== Source material ==

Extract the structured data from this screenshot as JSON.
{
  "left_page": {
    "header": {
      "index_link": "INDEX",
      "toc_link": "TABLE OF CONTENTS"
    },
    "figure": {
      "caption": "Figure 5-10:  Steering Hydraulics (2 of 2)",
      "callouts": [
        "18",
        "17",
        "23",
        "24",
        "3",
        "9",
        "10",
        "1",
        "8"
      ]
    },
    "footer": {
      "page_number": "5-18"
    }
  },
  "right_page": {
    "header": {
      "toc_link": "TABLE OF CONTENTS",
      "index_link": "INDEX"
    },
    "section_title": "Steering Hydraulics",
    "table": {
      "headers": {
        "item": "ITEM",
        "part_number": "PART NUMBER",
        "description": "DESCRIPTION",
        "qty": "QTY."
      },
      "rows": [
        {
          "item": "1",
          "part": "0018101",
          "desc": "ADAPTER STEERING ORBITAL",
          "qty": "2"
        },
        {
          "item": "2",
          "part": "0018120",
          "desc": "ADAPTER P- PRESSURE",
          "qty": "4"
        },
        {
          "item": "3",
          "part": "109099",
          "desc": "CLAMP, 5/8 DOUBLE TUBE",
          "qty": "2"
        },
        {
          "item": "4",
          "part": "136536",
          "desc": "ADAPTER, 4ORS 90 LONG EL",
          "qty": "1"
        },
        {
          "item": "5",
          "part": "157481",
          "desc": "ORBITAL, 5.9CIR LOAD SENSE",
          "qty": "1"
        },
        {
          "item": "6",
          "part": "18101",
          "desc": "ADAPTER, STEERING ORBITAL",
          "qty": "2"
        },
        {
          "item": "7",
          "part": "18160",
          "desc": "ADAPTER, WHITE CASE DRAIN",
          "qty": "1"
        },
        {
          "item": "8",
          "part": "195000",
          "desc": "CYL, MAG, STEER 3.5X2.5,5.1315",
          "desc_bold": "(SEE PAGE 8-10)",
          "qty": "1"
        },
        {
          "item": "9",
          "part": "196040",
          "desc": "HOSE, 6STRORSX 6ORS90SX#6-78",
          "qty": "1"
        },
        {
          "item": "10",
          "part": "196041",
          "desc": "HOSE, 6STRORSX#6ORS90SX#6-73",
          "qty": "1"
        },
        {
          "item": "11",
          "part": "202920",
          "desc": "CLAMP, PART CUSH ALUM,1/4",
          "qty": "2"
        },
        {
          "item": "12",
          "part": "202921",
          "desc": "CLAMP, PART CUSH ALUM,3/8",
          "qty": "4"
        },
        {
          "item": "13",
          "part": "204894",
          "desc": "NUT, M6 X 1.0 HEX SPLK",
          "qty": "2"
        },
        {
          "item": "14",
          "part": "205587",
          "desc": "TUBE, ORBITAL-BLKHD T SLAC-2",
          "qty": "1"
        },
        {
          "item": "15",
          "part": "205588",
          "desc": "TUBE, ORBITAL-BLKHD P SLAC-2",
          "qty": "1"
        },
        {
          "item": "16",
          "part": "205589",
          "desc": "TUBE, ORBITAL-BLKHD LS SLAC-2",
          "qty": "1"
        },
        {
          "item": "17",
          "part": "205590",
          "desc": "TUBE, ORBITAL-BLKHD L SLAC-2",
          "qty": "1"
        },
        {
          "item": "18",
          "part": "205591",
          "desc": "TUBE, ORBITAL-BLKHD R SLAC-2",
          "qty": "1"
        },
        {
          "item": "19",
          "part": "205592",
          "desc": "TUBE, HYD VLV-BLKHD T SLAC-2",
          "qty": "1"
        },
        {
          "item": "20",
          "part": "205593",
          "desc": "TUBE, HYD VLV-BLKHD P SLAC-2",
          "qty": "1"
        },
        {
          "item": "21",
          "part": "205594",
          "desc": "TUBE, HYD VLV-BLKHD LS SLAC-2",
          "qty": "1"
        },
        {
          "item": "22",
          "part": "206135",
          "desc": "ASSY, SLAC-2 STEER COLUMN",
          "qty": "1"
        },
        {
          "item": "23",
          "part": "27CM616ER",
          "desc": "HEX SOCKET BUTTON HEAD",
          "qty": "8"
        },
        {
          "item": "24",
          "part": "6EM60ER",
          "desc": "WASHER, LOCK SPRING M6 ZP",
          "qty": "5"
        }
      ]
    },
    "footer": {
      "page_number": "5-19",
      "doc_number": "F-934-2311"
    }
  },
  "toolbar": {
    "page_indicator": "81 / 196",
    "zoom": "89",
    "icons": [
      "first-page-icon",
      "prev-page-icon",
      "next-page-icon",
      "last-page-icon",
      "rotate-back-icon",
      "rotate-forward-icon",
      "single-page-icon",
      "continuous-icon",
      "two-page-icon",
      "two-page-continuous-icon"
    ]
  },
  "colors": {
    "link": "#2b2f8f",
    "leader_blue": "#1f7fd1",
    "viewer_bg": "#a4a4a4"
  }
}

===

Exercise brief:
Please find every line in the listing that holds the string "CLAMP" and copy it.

Completed exercise:
          "desc": "CLAMP, 5/8 DOUBLE TUBE",
          "desc": "CLAMP, PART CUSH ALUM,1/4",
          "desc": "CLAMP, PART CUSH ALUM,3/8",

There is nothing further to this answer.